Can my child avoid arrest and prosecution through an alternative program?
Depending on the nature of the alleged offense, the child’s history, and the county of prosecution, there might be options that affect whether or not the child is arrested and formally prosecuted.
For example, under Family Code Section 52.031, certain misdemeanor offenses are eligible for the First Offender Program. This program allows first offenders to avoid entering the juvenile justice system by performing community service, attending training cases, or undergoing treatment or counseling. If the juvenile fails to complete the program, their case would then be referred to juvenile court for prosecution.
Similarly, juveniles may also be able to avoid the juvenile justice system through something called “deferred prosecution” which is codified in Section 53.03 of the Family Code.

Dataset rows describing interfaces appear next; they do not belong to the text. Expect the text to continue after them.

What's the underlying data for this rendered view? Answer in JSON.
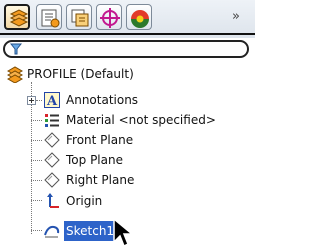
{
  "tabs": [
    {
      "name": "feature-manager-tab",
      "icon": "feature-tree-icon",
      "active": true
    },
    {
      "name": "property-manager-tab",
      "icon": "property-manager-icon",
      "active": false
    },
    {
      "name": "configuration-manager-tab",
      "icon": "configuration-manager-icon",
      "active": false
    },
    {
      "name": "dimxpert-manager-tab",
      "icon": "dimxpert-icon",
      "active": false
    },
    {
      "name": "display-manager-tab",
      "icon": "display-manager-icon",
      "active": false
    }
  ],
  "overflow_label": "»",
  "filter": {
    "icon": "filter-icon",
    "value": ""
  },
  "tree": {
    "root": {
      "label": "PROFILE  (Default)",
      "icon": "part-icon"
    },
    "items": [
      {
        "label": "Annotations",
        "icon": "annotations-icon",
        "expandable": true
      },
      {
        "label": "Material <not specified>",
        "icon": "material-icon"
      },
      {
        "label": "Front Plane",
        "icon": "plane-icon"
      },
      {
        "label": "Top Plane",
        "icon": "plane-icon"
      },
      {
        "label": "Right Plane",
        "icon": "plane-icon"
      },
      {
        "label": "Origin",
        "icon": "origin-icon"
      },
      {
        "label": "Sketch1",
        "icon": "sketch-icon",
        "selected": true
      }
    ]
  },
  "colors": {
    "selection": "#2d63c9",
    "accent_orange": "#f39a1e",
    "annotation_blue": "#2345a8"
  }
}
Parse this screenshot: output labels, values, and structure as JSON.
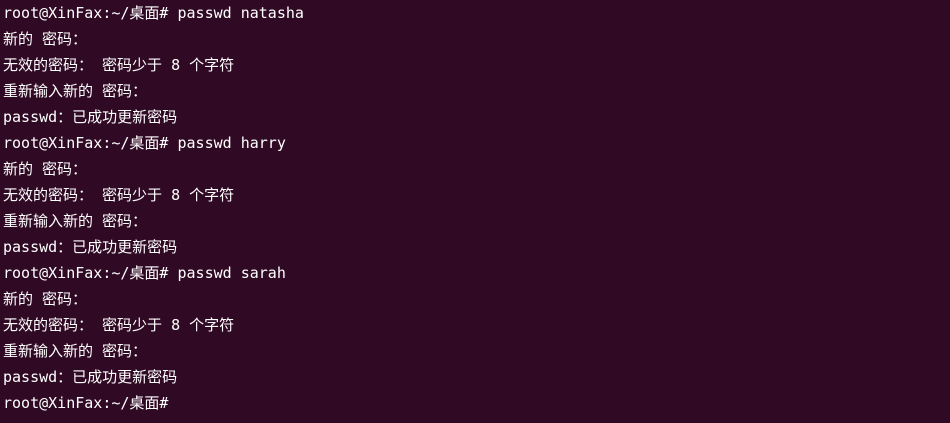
{
  "terminal": {
    "colors": {
      "background": "#300a24",
      "foreground": "#ffffff"
    },
    "lines": [
      "root@XinFax:~/桌面# passwd natasha",
      "新的 密码：",
      "无效的密码： 密码少于 8 个字符",
      "重新输入新的 密码：",
      "passwd：已成功更新密码",
      "root@XinFax:~/桌面# passwd harry",
      "新的 密码：",
      "无效的密码： 密码少于 8 个字符",
      "重新输入新的 密码：",
      "passwd：已成功更新密码",
      "root@XinFax:~/桌面# passwd sarah",
      "新的 密码：",
      "无效的密码： 密码少于 8 个字符",
      "重新输入新的 密码：",
      "passwd：已成功更新密码",
      "root@XinFax:~/桌面#"
    ]
  }
}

Deferred prosecution basically dismisses the case in exchange for successfully serving probation.
Again, the purpose of the juvenile justice system is to rehabilitate juveniles and prevent them from becoming criminal offenders as adults.
Juvenile accused of a crime? Contact Lisa Herrick.
When it comes to the juvenile justice system, there is not a one-size-fits-all approach or solution. It is a highly specialized area of law that requires a dedicated and experienced juvenile defense lawyer.
Lisa Herrick is one of only three attorneys in Tarrant County who are Board Certified in Juvenile Law. She has successfully represented countless minors who have been accused of crimes. She understands the unique challenges that come with these cases and will work tirelessly to ensure that your child’s rights – and future – is protected every step of the way. Call 817-203-2220 for a free consultation today.